Babies are born communicators. Even before birth, they recognize their mothers’ voices. They know to look at mouths and eyes—the parts of the face that convey the most meaning. They pay attention to the rhythms of speech and movement. A one-month-old responds to an upset tone of voice with agitated movements and a faster heart rate. A soothing voice has the opposite effect.
Babies come to know the important people in their lives by how parents and other caregivers make them feel. They learn to expect comfort from people who hold them gently and talk quietly, excitement from those who toss them in the air and twirl them around. If a parent behaves unexpectedly—for example, by acting distant or unresponsive—babies get confused or they get angry.
Babies pick up on these nonverbal signals, and they also send them. You can see the look on your baby’s face that means “talk to me”: eyes wide open, mouth slightly pursed. And you can tell when your baby needs a break from too much stimulation: he might look away and his eyelids might come down; her chin might start to shiver, or she might yawn. Some babies show stress subtly: the skin around their mouths becomes pale. And not so subtly: others throw up.
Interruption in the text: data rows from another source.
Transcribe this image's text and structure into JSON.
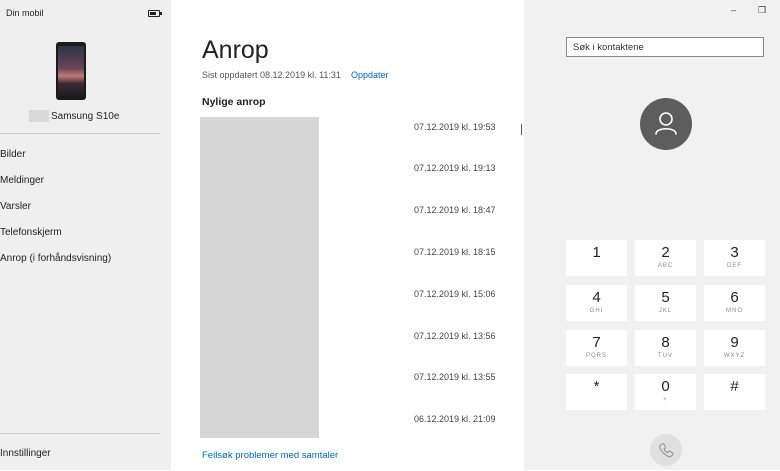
{
  "sidebar": {
    "title": "Din mobil",
    "device_name": "Samsung S10e",
    "items": [
      {
        "label": "Bilder"
      },
      {
        "label": "Meldinger"
      },
      {
        "label": "Varsler"
      },
      {
        "label": "Telefonskjerm"
      },
      {
        "label": "Anrop (i forhåndsvisning)"
      }
    ],
    "settings_label": "Innstillinger"
  },
  "main": {
    "title": "Anrop",
    "updated": "Sist oppdatert 08.12.2019 kl. 11:31",
    "update_link": "Oppdater",
    "recent_heading": "Nylige anrop",
    "calls": [
      {
        "time": "07.12.2019 kl. 19:53"
      },
      {
        "time": "07.12.2019 kl. 19:13"
      },
      {
        "time": "07.12.2019 kl. 18:47"
      },
      {
        "time": "07.12.2019 kl. 18:15"
      },
      {
        "time": "07.12.2019 kl. 15:06"
      },
      {
        "time": "07.12.2019 kl. 13:56"
      },
      {
        "time": "07.12.2019 kl. 13:55"
      },
      {
        "time": "06.12.2019 kl. 21:09"
      }
    ],
    "troubleshoot_link": "Feilsøk problemer med samtaler"
  },
  "dialer": {
    "search_placeholder": "Søk i kontaktene",
    "keys": [
      {
        "digit": "1",
        "letters": ""
      },
      {
        "digit": "2",
        "letters": "ABC"
      },
      {
        "digit": "3",
        "letters": "DEF"
      },
      {
        "digit": "4",
        "letters": "GHI"
      },
      {
        "digit": "5",
        "letters": "JKL"
      },
      {
        "digit": "6",
        "letters": "MNO"
      },
      {
        "digit": "7",
        "letters": "PQRS"
      },
      {
        "digit": "8",
        "letters": "TUV"
      },
      {
        "digit": "9",
        "letters": "WXYZ"
      },
      {
        "digit": "*",
        "letters": ""
      },
      {
        "digit": "0",
        "letters": "+"
      },
      {
        "digit": "#",
        "letters": ""
      }
    ],
    "window_controls": {
      "minimize": "–",
      "restore": "❐"
    }
  },
  "icons": {
    "battery": "battery-icon",
    "avatar": "contact-avatar-icon",
    "call": "phone-call-icon"
  },
  "colors": {
    "sidebar_bg": "#efefef",
    "dialer_bg": "#f1f1f1",
    "link": "#0067b8",
    "avatar": "#5d5d5d"
  }
}
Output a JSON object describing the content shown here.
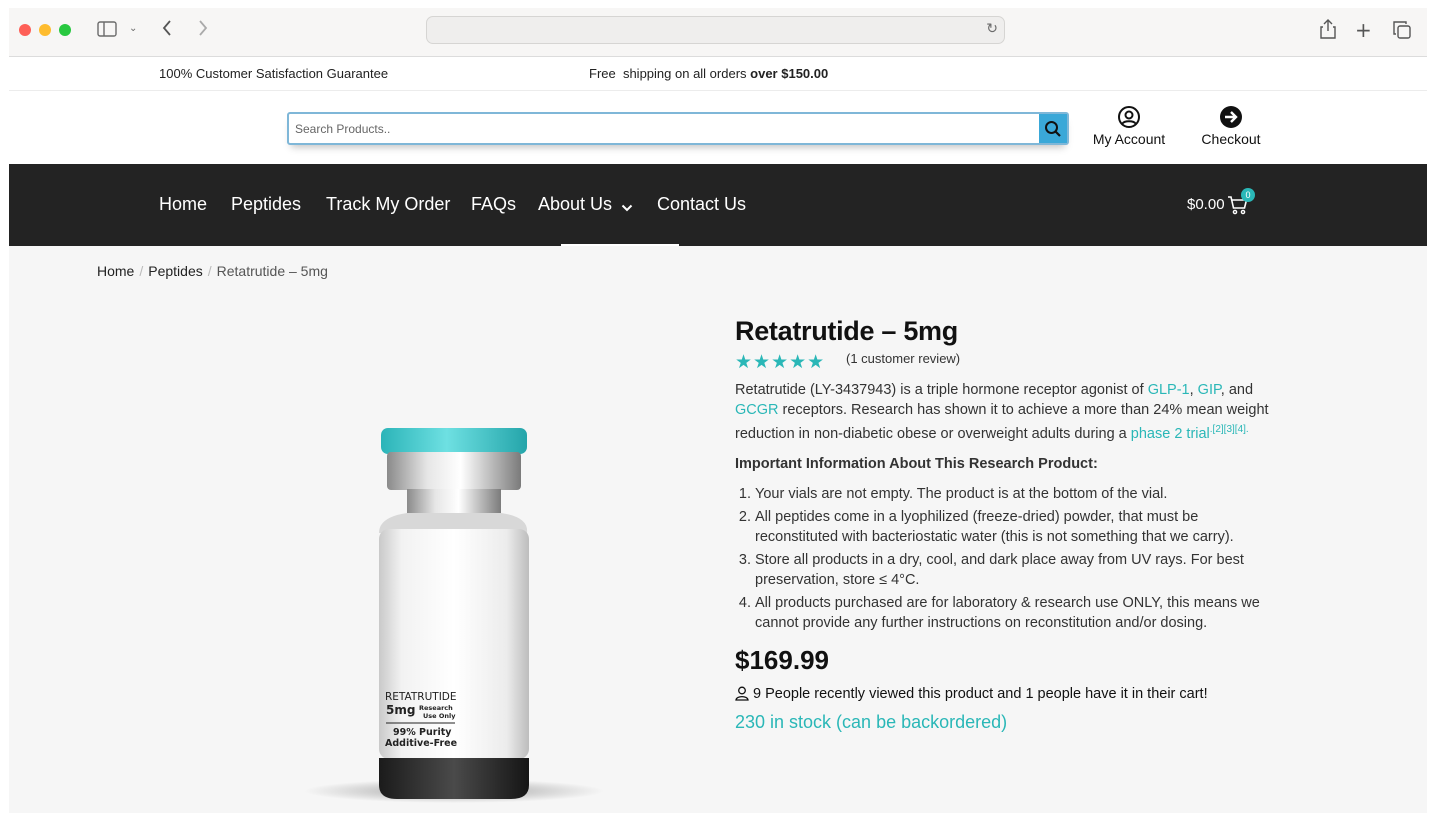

By four months, babies are experts at emotional communication. They put out clear signals, watch for the responses that come back, and respond in turn. Some experts describe the action as the “serve and return” of a tennis match; others talk about the “dance.” When I see a four-month-old for a checkup, I ask his mom if they have started to have long conversations yet. Very often, the answer is yes. They aren’t talking in words, but they understand each other’s face, body, and tone of voice. When words actually begin to make sense, mother and baby build on this nonverbal foundation. “Reading” starts long before you pick up your baby’s first board book. It starts when you read your baby, and your baby reads you.